- Maintain compliance with security: Use an email hosting provider who is willing to sign a business associate agreement to secure the data using HIPAA compliant methods. You must be sure that when you are transmitting data, it is encrypted.
- Instilling a healthy security behavior of your employees: Socialize internally and organize training sessions to inform employees of things to be wary of like, a free Amazon gift card, a bank reaching out to inform there is a problem with their account or card and asking for sensitive data, or any fellow employee or internal department reaching out to ask you for social security number. These are the ways of a fraudster and not how a bank, a retailer, or an organization would approach you.
For queries, write to firstname.lastname@example.org
CEO @Damo Consulting
Paddy Padmanabhan is the author of the best-selling book Healthcare Digital Transformation – How Consumerism, Technology and Pandemic are Accelerating the Future. He is the founder and CEO of Damo Consulting, a digital transformation advisory firm that works with healthcare enterprises and digital health companies. He is the host of The Big Unlock, a podcast focusing on healthcare digital transformation. He is also the author of the book The Big Unlock – Harnessing data and Growing Digital Health Businesses in a Value-based Care Era.

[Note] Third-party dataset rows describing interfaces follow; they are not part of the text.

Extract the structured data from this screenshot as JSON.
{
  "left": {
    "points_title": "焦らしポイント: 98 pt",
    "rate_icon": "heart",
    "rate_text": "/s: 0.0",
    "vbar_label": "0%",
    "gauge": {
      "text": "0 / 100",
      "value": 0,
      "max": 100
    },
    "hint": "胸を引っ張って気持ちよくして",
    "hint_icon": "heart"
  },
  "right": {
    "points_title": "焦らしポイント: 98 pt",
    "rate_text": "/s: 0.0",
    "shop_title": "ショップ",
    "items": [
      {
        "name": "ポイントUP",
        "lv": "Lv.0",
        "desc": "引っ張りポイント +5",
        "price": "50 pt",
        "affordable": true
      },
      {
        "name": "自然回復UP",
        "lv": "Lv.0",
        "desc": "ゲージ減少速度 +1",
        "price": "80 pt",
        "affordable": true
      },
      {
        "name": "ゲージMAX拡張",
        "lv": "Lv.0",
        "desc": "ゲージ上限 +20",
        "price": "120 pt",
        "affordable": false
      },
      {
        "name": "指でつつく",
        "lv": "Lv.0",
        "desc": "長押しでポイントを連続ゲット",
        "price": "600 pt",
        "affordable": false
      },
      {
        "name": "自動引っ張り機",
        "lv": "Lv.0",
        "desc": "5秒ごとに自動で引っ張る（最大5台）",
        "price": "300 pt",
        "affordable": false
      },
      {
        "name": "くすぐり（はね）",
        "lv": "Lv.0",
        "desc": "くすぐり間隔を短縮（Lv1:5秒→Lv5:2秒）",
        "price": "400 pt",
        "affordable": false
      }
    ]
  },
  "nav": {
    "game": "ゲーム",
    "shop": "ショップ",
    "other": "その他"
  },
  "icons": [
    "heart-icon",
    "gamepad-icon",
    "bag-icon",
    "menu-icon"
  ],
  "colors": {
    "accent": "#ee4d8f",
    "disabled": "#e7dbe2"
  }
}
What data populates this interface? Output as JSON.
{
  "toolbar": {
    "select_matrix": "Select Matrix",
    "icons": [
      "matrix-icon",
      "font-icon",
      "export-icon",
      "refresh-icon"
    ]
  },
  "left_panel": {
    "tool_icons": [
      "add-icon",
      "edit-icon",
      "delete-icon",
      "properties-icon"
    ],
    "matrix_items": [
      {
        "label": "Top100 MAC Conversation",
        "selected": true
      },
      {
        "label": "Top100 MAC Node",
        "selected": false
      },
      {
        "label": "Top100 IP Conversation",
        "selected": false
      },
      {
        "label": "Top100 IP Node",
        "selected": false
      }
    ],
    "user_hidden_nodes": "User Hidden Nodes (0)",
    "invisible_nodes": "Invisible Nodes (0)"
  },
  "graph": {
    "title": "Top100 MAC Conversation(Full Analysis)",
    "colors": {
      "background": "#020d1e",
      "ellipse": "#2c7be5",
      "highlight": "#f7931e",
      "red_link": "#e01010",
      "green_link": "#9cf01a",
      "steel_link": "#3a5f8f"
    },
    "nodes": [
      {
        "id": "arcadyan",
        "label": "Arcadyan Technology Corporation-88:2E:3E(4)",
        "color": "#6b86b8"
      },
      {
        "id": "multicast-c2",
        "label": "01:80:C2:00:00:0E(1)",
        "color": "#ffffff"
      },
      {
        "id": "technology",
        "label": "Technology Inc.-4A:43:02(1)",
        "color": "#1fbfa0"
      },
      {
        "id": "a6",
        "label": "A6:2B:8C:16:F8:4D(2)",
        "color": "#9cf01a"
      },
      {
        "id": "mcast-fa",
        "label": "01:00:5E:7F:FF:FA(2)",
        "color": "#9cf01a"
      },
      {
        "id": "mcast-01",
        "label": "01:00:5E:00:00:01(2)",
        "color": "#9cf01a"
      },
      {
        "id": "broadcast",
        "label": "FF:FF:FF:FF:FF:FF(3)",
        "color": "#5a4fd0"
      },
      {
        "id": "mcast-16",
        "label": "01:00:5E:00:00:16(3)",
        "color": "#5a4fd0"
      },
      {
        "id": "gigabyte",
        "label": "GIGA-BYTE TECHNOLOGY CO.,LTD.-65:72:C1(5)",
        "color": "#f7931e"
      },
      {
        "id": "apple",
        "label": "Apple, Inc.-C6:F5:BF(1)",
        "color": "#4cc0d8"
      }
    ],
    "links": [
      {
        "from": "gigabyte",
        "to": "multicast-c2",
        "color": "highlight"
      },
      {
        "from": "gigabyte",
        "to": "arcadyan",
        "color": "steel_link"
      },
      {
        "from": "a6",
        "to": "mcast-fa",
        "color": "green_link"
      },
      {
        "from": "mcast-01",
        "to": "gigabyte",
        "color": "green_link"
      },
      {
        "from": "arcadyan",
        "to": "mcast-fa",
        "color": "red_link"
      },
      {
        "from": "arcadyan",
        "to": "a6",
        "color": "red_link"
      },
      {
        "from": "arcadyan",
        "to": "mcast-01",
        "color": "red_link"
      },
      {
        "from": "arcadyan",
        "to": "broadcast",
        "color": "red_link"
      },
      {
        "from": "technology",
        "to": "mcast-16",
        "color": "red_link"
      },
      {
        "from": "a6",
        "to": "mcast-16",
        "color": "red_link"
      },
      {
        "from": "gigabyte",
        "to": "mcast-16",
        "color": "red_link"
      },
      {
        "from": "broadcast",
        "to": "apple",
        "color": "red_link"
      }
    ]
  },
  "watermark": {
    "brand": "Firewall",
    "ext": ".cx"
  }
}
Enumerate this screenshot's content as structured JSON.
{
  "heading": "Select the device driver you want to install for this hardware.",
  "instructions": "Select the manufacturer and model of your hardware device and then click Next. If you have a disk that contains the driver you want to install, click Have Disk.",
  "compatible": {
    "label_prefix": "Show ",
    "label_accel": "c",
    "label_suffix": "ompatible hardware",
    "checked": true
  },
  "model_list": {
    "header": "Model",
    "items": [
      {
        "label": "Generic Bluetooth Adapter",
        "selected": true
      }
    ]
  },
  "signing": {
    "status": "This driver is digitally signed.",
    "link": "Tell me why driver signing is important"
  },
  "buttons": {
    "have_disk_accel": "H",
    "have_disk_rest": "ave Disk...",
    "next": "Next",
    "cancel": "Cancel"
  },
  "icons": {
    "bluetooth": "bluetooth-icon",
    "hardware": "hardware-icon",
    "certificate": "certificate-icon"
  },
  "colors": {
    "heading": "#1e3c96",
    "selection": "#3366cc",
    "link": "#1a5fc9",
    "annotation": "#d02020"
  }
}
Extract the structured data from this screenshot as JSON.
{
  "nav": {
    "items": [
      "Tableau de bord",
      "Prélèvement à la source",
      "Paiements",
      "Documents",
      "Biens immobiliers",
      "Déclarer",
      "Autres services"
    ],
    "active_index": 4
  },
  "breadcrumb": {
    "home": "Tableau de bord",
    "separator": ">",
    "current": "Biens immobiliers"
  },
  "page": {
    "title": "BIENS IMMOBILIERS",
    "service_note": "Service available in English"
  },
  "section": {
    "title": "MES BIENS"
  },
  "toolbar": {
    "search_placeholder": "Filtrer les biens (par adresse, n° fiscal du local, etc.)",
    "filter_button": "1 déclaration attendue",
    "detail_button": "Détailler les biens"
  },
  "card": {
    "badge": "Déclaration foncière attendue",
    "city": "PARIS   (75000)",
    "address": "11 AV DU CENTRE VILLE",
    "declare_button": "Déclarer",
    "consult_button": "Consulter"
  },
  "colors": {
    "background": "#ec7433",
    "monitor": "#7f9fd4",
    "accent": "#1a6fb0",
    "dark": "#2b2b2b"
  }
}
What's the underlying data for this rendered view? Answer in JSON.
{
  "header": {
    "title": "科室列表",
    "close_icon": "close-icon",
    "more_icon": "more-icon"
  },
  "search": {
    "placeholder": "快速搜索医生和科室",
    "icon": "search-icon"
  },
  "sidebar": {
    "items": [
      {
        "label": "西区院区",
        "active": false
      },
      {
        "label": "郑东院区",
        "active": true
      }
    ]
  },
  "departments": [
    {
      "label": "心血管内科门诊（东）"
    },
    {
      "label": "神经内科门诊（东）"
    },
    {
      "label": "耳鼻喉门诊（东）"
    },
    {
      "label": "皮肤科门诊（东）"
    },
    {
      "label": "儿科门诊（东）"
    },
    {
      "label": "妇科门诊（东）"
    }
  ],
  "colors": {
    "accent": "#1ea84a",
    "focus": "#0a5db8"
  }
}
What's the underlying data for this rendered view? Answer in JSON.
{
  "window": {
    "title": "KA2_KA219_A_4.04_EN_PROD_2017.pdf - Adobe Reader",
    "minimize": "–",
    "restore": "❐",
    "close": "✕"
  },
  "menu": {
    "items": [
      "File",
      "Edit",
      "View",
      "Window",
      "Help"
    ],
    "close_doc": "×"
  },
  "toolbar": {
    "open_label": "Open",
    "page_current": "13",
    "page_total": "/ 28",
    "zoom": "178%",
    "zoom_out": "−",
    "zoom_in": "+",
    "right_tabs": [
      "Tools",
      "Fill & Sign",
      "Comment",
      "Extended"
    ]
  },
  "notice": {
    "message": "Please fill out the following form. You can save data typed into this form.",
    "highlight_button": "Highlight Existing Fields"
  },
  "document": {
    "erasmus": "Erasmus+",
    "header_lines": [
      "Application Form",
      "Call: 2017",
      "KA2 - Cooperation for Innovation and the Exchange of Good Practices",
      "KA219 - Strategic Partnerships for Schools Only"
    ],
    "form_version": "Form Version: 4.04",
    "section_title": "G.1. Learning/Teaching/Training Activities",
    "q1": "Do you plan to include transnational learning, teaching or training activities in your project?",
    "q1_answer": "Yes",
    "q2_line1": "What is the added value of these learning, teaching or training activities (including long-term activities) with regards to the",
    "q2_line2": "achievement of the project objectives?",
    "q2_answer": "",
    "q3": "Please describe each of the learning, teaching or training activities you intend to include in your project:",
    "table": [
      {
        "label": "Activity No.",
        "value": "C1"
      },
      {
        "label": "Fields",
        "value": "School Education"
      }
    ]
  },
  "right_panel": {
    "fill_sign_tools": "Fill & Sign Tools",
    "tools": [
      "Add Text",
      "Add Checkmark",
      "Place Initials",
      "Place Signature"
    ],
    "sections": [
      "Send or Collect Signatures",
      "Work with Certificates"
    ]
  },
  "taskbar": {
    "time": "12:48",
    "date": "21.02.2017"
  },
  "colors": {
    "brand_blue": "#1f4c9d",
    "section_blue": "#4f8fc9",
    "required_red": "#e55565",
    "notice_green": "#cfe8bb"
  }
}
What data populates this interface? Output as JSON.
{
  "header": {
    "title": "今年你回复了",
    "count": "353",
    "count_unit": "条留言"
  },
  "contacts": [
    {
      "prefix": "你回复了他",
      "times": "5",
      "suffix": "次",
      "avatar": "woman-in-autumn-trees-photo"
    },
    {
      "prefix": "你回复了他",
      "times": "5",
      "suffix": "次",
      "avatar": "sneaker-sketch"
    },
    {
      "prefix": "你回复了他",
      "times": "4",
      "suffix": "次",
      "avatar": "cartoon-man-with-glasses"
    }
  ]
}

CIO @Nizhoni Health
Dave Ledoux is the CIO of Nizhoni Health. Dave ensures that the most innovative methods and industry-leading tools are leveraged across the company’s clinical and operations teams to create high-performing processes and teams.
Account Executive @Paubox
Greg Hoffman is a Senior Enterprise Account Executive at Paubox primarily focused on building and maintaining customer relationships. Greg helps customers solve email security issues while navigating their internal policies and procedures.